Oona Doherty moved to Belfast in 1992, aged 10, before the Northern Ireland Peace Process had started. Her four-part performance Hard to be Soft is an attempt to heal ‘something of the trauma being held in the collective Belfast body’. A monumental cage covering the stage serves as a church – a place for comfort and redemption, but also a cause and pretext for tearing the city apart.
Doherty first presents as the masculine figure of her solo Hope Hunt. She rises up, her body leaning heavily into the floor and moving smoothly to serene tones. Fighting and crying intrude on the soundtrack, as she pronounces words with a crooked mouth while her body accumulates anxiety, hurt, fear. The telling solo sweeps between the comforts of religion and the violence of the Belfast streets.
A group of young women (local performers from Berlin) appear in white pants and shiny jackets. They move collectively, their faces signalling fearlessness, beauty, coolness. Are they representing the empowering women we heard about on the soundtrack, who go through so much shit but put on a face of success and make light of tragedy? The performers are sympathetic, but with no personal connection to the story, unconvincing.
In section three two men stick out big bare bellies as they meet in a tight embrace. Accompanied by a father–son dialogue (‘you forgot where you came from’), they push, fight and love, their incapacity for intimacy made flesh. Yet the moment is broken by forced movements, and we lose the connection to the body’s story.

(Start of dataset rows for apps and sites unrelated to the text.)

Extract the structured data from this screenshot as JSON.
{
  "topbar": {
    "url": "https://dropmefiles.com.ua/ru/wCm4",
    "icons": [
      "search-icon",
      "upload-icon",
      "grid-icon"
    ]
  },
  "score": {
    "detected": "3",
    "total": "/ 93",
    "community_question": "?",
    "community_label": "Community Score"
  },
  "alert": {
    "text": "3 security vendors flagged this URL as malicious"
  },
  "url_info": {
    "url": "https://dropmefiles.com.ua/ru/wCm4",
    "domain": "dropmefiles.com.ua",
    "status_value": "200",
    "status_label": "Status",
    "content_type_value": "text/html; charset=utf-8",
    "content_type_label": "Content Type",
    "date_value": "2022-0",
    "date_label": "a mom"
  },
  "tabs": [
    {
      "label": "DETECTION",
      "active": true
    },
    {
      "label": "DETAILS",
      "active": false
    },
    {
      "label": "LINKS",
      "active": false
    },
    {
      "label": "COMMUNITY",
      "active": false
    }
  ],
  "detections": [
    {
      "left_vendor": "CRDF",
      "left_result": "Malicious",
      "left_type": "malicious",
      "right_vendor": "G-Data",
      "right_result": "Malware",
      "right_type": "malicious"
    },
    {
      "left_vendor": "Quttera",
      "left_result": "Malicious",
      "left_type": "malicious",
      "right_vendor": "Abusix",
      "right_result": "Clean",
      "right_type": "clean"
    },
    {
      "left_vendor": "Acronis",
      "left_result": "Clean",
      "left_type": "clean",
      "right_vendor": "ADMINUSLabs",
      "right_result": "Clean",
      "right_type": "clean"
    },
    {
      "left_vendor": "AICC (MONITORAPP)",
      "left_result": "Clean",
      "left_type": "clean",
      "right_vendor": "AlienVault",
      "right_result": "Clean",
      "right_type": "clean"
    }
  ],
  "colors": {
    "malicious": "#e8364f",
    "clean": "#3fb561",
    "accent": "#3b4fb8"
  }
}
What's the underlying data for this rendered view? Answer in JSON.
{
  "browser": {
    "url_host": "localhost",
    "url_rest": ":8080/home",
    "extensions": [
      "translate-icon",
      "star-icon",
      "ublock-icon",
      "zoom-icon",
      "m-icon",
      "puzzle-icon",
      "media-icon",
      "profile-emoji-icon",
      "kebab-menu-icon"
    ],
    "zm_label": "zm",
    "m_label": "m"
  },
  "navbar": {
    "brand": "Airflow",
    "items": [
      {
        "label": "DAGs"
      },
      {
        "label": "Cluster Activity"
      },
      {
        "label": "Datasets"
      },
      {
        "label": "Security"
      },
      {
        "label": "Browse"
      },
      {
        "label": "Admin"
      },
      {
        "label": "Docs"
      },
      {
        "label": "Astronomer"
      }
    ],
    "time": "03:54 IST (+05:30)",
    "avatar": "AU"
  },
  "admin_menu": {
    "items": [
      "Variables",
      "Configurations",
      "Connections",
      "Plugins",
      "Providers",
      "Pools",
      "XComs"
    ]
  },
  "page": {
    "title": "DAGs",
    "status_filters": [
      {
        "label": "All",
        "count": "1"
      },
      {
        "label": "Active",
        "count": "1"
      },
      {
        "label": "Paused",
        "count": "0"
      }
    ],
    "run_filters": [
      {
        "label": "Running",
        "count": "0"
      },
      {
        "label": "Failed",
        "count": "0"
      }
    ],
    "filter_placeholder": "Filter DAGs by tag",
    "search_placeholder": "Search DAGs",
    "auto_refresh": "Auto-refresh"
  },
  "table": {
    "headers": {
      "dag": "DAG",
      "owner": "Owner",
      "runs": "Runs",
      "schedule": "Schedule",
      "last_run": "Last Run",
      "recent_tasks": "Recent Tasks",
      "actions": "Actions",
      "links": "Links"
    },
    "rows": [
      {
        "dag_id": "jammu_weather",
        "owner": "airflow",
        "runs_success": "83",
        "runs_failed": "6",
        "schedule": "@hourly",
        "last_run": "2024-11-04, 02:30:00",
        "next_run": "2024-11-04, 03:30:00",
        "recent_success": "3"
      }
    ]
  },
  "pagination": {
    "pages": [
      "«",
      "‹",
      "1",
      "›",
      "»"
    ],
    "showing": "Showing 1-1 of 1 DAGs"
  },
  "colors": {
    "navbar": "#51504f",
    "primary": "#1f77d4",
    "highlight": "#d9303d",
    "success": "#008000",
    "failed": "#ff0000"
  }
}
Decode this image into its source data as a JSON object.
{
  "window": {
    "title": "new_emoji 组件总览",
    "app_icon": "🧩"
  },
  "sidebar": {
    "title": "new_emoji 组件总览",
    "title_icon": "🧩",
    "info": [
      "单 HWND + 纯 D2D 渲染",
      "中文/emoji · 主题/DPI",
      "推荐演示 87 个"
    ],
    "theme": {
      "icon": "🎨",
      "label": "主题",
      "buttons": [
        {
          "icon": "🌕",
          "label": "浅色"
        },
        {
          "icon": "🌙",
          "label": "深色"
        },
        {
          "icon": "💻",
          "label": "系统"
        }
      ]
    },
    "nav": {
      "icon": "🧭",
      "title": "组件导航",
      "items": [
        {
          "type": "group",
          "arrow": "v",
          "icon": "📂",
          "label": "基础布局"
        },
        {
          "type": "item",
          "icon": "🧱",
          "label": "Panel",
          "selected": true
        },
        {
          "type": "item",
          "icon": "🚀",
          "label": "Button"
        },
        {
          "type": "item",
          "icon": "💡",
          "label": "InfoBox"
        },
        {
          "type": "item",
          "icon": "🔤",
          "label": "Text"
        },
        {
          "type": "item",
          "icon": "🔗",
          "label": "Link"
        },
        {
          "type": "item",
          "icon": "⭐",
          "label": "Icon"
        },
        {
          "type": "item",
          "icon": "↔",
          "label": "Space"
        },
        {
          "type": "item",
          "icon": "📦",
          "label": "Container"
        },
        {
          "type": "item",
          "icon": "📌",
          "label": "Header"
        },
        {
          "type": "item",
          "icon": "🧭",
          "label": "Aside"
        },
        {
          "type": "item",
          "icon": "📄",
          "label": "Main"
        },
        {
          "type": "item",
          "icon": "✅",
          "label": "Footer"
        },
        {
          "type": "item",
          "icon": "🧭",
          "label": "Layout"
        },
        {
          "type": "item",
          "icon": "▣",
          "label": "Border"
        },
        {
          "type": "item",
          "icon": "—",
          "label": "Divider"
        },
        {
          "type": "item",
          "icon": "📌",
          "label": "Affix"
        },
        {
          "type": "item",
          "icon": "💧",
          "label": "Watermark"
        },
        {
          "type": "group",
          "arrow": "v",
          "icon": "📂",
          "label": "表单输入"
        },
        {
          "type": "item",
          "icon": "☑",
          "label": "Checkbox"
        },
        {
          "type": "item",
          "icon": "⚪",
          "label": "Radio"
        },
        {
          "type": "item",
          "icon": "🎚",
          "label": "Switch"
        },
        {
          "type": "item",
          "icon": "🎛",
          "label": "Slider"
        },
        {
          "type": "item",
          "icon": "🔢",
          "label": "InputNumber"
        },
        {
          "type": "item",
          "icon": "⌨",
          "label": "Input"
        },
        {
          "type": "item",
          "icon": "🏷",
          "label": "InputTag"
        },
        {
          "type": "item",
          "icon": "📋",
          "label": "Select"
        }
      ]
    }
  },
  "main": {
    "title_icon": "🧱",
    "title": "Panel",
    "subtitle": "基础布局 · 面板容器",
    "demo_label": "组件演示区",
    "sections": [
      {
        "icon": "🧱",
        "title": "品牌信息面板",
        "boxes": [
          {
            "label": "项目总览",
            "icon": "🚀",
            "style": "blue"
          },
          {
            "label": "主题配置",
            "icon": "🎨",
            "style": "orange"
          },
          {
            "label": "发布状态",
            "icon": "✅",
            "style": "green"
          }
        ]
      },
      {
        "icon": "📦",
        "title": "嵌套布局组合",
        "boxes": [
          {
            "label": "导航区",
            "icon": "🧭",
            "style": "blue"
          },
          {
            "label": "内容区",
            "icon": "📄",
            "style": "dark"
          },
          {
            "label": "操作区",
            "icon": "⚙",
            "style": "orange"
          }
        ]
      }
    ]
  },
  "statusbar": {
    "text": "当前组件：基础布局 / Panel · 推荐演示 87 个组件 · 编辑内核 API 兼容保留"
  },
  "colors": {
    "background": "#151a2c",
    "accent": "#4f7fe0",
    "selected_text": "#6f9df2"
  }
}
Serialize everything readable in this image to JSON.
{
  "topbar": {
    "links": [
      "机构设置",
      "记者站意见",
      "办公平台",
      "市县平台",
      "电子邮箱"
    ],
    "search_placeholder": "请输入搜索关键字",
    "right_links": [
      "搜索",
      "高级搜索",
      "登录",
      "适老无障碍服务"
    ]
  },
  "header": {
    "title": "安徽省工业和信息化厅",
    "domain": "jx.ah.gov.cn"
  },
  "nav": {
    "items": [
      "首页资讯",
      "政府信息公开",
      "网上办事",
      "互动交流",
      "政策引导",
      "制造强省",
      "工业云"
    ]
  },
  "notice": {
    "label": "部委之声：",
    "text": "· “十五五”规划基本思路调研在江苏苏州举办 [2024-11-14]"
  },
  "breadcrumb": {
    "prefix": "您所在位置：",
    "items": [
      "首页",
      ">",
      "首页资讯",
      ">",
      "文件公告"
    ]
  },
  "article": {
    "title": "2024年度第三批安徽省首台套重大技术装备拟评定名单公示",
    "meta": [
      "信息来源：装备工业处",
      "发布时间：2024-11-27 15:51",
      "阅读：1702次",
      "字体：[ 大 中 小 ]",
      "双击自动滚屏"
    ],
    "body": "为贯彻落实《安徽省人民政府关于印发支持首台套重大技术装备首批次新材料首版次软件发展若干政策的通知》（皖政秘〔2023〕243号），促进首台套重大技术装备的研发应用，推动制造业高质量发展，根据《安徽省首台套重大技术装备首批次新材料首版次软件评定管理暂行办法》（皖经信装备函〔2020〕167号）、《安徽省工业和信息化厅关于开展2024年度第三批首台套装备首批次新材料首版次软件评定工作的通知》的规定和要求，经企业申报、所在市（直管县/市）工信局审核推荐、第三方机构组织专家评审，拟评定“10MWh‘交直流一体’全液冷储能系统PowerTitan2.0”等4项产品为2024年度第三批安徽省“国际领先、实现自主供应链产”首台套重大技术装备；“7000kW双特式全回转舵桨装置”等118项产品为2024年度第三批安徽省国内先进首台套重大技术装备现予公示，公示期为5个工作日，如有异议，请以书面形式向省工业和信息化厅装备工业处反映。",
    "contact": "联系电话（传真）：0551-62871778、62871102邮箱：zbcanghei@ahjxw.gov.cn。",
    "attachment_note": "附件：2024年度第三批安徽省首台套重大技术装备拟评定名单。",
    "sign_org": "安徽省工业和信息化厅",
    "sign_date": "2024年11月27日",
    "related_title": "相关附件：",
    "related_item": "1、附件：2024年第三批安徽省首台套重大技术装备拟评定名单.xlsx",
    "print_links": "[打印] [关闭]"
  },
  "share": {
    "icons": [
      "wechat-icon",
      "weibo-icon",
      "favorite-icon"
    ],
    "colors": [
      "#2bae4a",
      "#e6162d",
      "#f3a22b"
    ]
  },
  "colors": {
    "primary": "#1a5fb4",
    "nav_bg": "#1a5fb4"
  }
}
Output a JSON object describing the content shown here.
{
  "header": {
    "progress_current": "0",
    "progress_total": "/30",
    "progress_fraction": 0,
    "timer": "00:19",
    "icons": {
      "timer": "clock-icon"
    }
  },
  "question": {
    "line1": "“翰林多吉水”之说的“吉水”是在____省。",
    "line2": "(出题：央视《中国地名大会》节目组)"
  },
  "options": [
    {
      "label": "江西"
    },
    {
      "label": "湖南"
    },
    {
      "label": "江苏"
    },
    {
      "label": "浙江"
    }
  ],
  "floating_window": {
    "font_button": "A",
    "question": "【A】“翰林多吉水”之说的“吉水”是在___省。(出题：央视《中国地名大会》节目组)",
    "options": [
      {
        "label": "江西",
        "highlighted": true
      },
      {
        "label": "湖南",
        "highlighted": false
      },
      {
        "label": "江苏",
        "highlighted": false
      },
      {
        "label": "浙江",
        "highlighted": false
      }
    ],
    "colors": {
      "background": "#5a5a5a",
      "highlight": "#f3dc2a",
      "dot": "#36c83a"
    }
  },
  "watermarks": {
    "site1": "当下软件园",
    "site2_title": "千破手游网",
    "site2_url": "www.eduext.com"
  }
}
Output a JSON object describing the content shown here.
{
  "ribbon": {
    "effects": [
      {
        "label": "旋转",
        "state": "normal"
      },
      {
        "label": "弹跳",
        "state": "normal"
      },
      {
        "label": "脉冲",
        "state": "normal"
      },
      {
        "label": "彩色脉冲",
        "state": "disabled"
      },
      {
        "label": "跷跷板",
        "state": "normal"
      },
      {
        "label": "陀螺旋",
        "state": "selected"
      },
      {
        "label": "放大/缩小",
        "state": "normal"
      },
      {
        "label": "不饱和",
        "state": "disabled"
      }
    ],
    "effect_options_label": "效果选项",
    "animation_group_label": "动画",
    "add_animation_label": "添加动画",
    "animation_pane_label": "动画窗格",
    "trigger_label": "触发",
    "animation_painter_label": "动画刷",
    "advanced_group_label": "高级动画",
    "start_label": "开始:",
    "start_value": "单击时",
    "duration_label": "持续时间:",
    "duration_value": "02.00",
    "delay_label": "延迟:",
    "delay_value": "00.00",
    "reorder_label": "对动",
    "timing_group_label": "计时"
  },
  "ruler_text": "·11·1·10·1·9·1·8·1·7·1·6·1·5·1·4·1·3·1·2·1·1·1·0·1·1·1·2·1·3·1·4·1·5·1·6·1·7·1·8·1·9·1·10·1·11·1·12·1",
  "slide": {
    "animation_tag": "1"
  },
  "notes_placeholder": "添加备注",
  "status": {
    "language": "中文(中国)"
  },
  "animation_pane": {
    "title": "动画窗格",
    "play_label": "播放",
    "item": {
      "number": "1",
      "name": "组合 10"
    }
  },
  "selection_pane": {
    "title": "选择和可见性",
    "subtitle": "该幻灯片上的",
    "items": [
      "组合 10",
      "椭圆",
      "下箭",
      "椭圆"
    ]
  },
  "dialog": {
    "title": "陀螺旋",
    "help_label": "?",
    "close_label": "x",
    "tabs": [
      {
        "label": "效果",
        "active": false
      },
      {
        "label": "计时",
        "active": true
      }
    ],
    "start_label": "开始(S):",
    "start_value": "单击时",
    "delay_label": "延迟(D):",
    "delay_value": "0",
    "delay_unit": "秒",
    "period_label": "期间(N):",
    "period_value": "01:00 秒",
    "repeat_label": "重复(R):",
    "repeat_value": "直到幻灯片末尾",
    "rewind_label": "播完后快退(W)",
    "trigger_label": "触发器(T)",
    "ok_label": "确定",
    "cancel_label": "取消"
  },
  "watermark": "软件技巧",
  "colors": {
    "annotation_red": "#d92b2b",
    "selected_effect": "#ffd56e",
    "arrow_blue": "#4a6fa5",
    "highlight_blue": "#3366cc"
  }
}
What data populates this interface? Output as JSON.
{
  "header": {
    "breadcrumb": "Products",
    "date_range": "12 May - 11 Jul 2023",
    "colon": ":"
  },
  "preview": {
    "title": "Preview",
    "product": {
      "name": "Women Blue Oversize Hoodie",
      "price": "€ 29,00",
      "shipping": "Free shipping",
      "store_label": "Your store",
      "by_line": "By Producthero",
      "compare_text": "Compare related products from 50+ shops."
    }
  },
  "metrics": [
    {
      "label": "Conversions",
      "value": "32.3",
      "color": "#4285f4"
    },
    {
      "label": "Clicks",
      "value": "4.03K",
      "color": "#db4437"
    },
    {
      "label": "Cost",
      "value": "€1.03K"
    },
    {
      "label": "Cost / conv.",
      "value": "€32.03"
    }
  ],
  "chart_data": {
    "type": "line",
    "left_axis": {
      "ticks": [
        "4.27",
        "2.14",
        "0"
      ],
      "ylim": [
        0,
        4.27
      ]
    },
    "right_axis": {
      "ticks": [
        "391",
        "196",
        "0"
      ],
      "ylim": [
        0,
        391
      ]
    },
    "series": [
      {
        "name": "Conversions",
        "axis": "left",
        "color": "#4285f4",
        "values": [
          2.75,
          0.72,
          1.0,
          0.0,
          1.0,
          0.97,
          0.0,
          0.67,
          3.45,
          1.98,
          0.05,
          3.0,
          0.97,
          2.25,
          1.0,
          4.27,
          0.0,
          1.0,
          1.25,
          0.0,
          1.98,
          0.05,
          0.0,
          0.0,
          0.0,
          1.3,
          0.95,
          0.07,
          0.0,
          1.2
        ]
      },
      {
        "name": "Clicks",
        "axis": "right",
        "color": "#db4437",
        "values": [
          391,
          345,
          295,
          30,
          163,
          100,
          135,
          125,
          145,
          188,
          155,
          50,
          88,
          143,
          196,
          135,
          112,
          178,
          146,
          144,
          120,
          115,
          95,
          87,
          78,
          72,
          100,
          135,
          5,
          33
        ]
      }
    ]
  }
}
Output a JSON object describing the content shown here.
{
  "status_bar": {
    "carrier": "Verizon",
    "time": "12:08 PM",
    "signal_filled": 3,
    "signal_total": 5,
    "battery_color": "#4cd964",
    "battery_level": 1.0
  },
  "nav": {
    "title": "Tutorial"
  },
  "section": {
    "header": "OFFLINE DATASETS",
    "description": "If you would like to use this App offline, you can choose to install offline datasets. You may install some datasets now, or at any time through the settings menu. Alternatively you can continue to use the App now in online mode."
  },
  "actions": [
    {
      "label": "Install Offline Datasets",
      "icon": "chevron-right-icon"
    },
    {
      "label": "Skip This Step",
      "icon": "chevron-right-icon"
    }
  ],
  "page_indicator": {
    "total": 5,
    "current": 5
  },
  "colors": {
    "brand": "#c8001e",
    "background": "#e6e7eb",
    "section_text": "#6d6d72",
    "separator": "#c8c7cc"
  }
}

Doherty returns with powerful movements. By simply opening her arms, she reveals her surprise at the world she landed in, though the mimicking feels like an unnecessary repetition of the first solo. Doherty walks off, leaving a voice to recite her poem A Concrete Song, but an unexpected technical glitch forces an early finish to the performance. A disappointing way to end, as the piece itself has been somewhat disappointing.